New protocols allow Michigan first responders to carry emergency contraception and STI treatments

Michigan emergency responders will now have the ability to carry emergency contraception and HIV/STI treatments under new protocols while handling sexual assault situations.

According to the state, the changes to the original protocol are intended to ensure the protection of victims of sexual assault, as the state risks being law of 1931 in force with the prohibition of abortion in cases of rape or incest. In the state of Michigan, victims of sexual assault are entitled to a forensic examination and evidence package collected up to five days after an assault. Click here for a list of places you can go for an exam.

The first protocol for EMS responders will require specific treatment when handling sexual assault evidence and having appropriate behavior for each situation. The second protocol will recommend that paramedic programs carry emergency contraception kits and treatment for sexually transmitted infections.

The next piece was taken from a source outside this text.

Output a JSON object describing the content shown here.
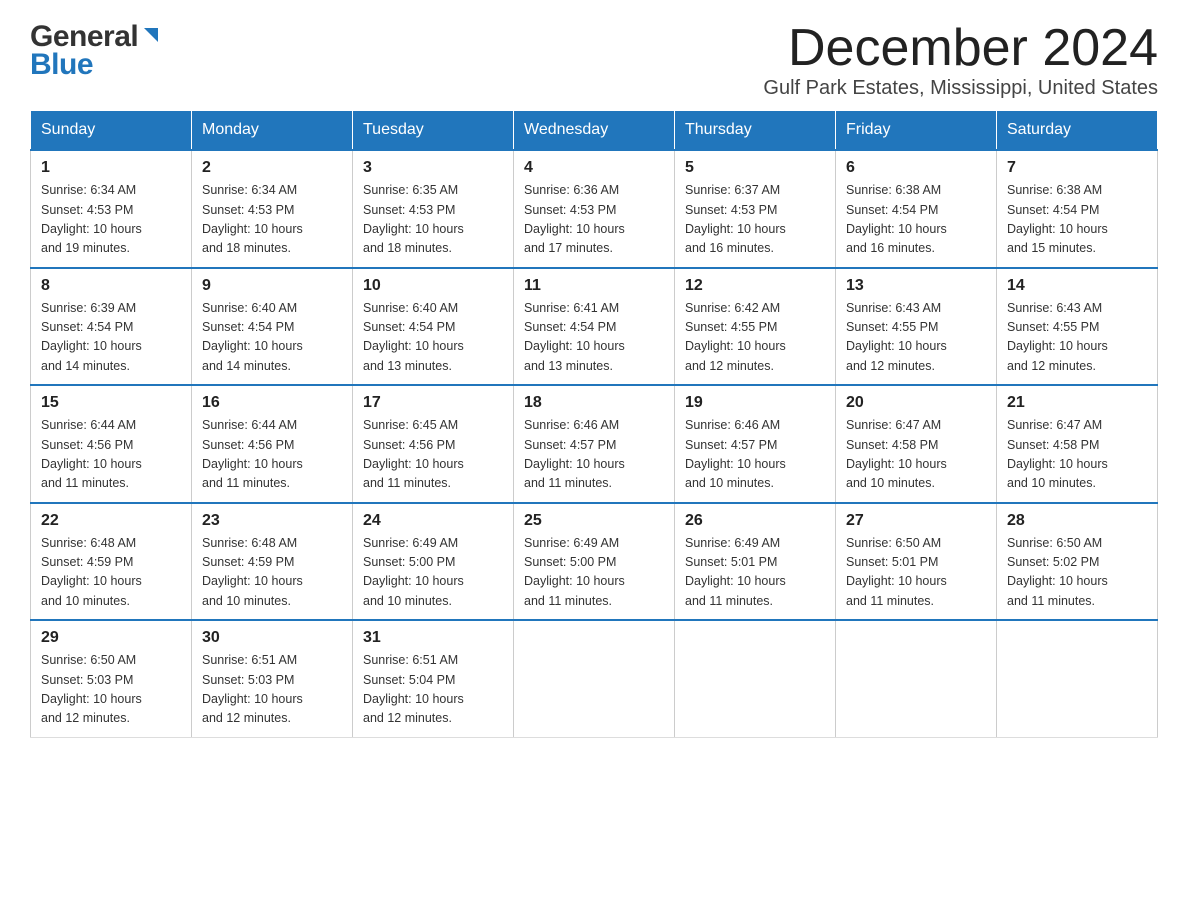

“These critical new protocols will help ensure that survivors have access to critical reproductive care and appropriate medical care as soon as possible,” MDHHS Director Elizabeth Hertel wrote in a press release. “EMS plays a valuable role in the health care system, not only in acute and urgent emergencies, but as advocates for those who have less access to traditional health care options.”

According to a study According to the JAMA Network, approximately 85% of sexual assault crimes are committed by someone the victim knows, such as an acquaintance, friend, friend of a friend, romantic or intimate partner. With that, the network reports that approximately 1 in 5 women and 1 in 16 men are the target of attempted or sexually assaulted while in college. The study also found that ER visits by victims of sexual assault were 15 times higher in 2019 than in 2006.

“Today, Michigan is setting a national example by offering first responders the ability to carry emergency contraception with them so they can provide sexual assault survivors with the care they need. need,” said Governor Gretchen Whitmer. “With the threat of a 1931 law banning abortion even in cases of rape or incest taking effect in Michigan, victims of sexual assault deserve our support and resources more than ever. I am proud of the changes made today to make Michigan a leader in responding to sexual assault by ensuring that EMS responders can provide emergency contraception and appropriate medical care. Let’s continue to work together to protect the people of Michigan and make sure they can get the care they need.

Copyright 2022 by WDIV ClickOnDetroit – All Rights Reserved.


Source link